(2) the collections of the proverbs themselves (Proverbs 10:1-31:9)
(3) an acrostic conclusion (Proverbs 31:10-31)
There are six collections:
(a) Proverbs of Solomon (Proverbs 10:1-22:16)
(b) words of the wise (Proverbs 22:17-24:22)
(c) more words of the wise (Proverbs 24:23-34)
(d) more Proverbs of Solomon (Proverbs 25:1-29:27)
(e) words of Agur (Proverbs chapter 30)
(f) words of King Lemuel (Proverbs 31:1-9)
The four lessons this month are drawn from the nine opening chapters of Proverbs (1-9) that exhort the audience to choose to live by God’s wisdom. In these chapters, we find more association between individual proverbs than the more randomized sayings that appear from chapter 10 forward. Most scholars see ten fatherly appeals or lectures in chapters 1-9. Our text today includes part of the first appeal.
In class, we discuss the scripture, and questions raised either by the teacher's book or members of the class. Sometimes these are hard questions! Take some time to think about your answers to each of these questions from our teacher's book. If you are working through the lesson with someone else, discuss your answers together. If you have questions, answers, or thoughts you would like to share with the class, you can post them in the comments.
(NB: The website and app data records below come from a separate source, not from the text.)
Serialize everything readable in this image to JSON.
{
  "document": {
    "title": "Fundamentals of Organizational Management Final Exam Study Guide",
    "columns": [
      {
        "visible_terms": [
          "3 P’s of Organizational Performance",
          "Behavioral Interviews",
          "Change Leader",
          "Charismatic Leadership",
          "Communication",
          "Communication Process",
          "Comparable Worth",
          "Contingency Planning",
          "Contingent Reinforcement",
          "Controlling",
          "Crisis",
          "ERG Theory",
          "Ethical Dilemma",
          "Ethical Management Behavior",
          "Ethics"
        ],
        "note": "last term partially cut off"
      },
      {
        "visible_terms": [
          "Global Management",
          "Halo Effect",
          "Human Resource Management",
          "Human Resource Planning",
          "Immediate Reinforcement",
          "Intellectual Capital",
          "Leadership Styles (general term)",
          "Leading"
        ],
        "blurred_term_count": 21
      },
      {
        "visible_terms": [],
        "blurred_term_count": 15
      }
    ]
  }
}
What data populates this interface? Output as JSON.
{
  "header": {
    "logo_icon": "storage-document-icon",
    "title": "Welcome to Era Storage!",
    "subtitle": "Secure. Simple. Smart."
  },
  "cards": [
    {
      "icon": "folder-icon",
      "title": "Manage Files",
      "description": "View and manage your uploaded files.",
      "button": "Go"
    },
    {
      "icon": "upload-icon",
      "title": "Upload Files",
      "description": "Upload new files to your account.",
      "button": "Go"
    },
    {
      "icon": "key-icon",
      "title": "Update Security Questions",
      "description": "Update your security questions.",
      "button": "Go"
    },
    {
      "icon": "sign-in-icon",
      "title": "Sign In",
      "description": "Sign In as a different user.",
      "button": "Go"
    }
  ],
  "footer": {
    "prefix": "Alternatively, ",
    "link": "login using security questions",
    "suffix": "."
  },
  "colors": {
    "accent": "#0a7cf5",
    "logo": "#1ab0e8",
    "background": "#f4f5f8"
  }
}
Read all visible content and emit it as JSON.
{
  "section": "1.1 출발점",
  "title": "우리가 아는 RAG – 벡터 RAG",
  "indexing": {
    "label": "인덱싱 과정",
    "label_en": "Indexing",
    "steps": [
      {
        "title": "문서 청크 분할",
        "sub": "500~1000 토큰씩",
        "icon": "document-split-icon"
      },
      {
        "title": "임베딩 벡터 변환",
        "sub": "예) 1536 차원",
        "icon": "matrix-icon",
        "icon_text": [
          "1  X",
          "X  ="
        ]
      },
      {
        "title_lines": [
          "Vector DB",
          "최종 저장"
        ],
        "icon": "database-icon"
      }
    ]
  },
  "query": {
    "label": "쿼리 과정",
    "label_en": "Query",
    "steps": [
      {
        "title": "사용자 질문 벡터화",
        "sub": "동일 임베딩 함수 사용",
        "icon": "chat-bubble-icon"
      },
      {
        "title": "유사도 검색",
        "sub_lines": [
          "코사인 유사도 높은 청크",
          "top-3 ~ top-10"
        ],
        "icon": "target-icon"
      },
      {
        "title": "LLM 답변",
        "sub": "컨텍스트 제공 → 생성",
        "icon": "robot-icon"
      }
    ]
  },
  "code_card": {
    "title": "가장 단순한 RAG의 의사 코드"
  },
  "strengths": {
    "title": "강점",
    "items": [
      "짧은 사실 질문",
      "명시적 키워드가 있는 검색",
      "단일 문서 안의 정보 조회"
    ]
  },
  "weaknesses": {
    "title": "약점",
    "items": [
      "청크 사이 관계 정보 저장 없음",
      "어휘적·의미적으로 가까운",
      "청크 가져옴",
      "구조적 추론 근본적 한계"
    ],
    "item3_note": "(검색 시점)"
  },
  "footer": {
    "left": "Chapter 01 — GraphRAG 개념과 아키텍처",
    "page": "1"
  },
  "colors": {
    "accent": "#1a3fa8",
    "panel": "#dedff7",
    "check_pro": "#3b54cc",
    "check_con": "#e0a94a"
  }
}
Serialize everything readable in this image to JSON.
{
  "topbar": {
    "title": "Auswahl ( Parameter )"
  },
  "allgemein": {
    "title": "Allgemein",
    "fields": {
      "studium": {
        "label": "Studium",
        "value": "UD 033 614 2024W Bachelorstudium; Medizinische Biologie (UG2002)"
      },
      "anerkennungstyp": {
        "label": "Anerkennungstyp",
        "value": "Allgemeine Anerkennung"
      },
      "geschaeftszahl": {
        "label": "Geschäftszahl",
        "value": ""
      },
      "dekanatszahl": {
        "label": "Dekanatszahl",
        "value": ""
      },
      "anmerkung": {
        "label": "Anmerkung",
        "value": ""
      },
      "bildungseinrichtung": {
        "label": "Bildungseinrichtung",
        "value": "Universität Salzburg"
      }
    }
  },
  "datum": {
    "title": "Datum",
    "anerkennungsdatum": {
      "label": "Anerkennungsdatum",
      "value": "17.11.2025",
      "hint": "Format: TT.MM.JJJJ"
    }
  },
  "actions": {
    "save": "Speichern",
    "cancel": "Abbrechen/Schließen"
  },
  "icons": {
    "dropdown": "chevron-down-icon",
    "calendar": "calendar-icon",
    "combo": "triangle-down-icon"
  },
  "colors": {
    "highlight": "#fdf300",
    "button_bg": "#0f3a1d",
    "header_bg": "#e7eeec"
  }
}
What happened to Solomon? Why didn’t he follow his own advice? Thinking of Jesus’ statement, “Physician heal thyself,” (Luke 4:23), we may wish we could advise Solomon by saying, “Wise man, heed your wisdom.”
Can what happened to Solomon happen to use? Certainly! We will not be tempted, as Solomon was, by the beliefs and lifestyles of 700 spouses. But the need to guard our hearts and our ways is as urgent now as ever.
We should view Solomon with compassion, not criticism. Anyone’s spiritual failures, whether we read about them in the Bible or see them reported in the media, should humble us. Paul’s warning to the Corinthians contains its own words of wisdom: “If you think you are standing firm, be careful that you don’t fall!” (1 Corinthians 10:12).
Father, help us to heed your call to wisdom. As we do, may we lead others to heed your voice as well. In Jesus’ name we pray. Amen.
This version of Psalm 19:14 comes from The Message translation.
We are a small, rural Presbyterian church in southwestern Pennsylvania.